EXERCISE DIRECTIONS —
Copy, from the entries below, each line in which the string "none" appears.

Dataset entries:
····················
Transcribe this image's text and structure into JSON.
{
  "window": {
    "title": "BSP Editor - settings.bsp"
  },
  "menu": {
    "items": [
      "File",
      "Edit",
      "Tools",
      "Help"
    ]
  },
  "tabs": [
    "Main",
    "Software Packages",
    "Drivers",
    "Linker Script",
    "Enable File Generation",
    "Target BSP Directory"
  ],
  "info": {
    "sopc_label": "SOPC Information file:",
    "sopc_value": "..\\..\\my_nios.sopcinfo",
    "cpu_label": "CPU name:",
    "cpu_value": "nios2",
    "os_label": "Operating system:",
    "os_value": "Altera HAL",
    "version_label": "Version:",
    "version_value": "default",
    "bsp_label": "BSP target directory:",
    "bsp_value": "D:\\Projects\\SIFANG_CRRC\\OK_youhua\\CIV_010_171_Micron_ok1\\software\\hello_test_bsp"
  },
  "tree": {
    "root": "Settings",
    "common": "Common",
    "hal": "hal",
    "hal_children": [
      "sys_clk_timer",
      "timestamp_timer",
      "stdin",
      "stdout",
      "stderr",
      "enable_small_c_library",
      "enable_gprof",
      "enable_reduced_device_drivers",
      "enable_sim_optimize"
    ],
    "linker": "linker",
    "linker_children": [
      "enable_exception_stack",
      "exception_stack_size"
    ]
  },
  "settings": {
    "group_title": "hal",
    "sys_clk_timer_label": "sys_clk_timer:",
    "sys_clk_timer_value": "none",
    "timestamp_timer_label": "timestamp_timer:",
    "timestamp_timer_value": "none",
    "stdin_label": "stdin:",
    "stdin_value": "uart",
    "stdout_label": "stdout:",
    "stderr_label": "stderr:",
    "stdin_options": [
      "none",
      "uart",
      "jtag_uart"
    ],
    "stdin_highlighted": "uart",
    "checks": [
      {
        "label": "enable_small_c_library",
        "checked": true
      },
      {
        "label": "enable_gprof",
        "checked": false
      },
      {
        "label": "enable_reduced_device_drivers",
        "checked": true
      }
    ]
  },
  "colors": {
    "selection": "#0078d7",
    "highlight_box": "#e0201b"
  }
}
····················
EXPECTED ANSWER —
    "sys_clk_timer_value": "none",
    "timestamp_timer_value": "none",
      "none",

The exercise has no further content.